------ Supplied records

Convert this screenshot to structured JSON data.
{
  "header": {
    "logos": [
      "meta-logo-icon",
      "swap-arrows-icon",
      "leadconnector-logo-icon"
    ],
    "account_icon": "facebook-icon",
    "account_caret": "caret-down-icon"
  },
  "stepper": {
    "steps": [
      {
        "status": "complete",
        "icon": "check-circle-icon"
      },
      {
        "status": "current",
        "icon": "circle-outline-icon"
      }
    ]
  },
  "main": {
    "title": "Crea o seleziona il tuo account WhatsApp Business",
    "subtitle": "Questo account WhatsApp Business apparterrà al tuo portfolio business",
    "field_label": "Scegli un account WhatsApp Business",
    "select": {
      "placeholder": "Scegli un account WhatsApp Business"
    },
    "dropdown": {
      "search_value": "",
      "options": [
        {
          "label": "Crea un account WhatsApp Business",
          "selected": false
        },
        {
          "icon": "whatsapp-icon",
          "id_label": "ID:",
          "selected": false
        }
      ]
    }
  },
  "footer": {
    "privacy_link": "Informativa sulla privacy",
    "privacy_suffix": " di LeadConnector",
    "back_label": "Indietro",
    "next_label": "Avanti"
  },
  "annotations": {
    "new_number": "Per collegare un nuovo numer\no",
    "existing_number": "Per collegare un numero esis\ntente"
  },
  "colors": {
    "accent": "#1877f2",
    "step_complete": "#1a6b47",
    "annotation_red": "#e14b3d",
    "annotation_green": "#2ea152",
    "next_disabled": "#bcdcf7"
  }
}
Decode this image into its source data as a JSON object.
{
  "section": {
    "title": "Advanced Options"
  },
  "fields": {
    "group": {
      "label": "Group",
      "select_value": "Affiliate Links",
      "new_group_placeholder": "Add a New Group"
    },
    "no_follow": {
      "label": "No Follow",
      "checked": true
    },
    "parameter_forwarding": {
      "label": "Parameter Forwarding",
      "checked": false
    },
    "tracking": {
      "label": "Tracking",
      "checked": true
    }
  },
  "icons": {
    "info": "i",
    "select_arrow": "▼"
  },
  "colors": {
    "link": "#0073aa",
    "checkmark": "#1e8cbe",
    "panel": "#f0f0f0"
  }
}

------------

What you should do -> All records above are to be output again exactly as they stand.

Output below ->
Convert this screenshot to structured JSON data.
{
  "header": {
    "logos": [
      "meta-logo-icon",
      "swap-arrows-icon",
      "leadconnector-logo-icon"
    ],
    "account_icon": "facebook-icon",
    "account_caret": "caret-down-icon"
  },
  "stepper": {
    "steps": [
      {
        "status": "complete",
        "icon": "check-circle-icon"
      },
      {
        "status": "current",
        "icon": "circle-outline-icon"
      }
    ]
  },
  "main": {
    "title": "Crea o seleziona il tuo account WhatsApp Business",
    "subtitle": "Questo account WhatsApp Business apparterrà al tuo portfolio business",
    "field_label": "Scegli un account WhatsApp Business",
    "select": {
      "placeholder": "Scegli un account WhatsApp Business"
    },
    "dropdown": {
      "search_value": "",
      "options": [
        {
          "label": "Crea un account WhatsApp Business",
          "selected": false
        },
        {
          "icon": "whatsapp-icon",
          "id_label": "ID:",
          "selected": false
        }
      ]
    }
  },
  "footer": {
    "privacy_link": "Informativa sulla privacy",
    "privacy_suffix": " di LeadConnector",
    "back_label": "Indietro",
    "next_label": "Avanti"
  },
  "annotations": {
    "new_number": "Per collegare un nuovo numer\no",
    "existing_number": "Per collegare un numero esis\ntente"
  },
  "colors": {
    "accent": "#1877f2",
    "step_complete": "#1a6b47",
    "annotation_red": "#e14b3d",
    "annotation_green": "#2ea152",
    "next_disabled": "#bcdcf7"
  }
}
Decode this image into its source data as a JSON object.
{
  "section": {
    "title": "Advanced Options"
  },
  "fields": {
    "group": {
      "label": "Group",
      "select_value": "Affiliate Links",
      "new_group_placeholder": "Add a New Group"
    },
    "no_follow": {
      "label": "No Follow",
      "checked": true
    },
    "parameter_forwarding": {
      "label": "Parameter Forwarding",
      "checked": false
    },
    "tracking": {
      "label": "Tracking",
      "checked": true
    }
  },
  "icons": {
    "info": "i",
    "select_arrow": "▼"
  },
  "colors": {
    "link": "#0073aa",
    "checkmark": "#1e8cbe",
    "panel": "#f0f0f0"
  }
}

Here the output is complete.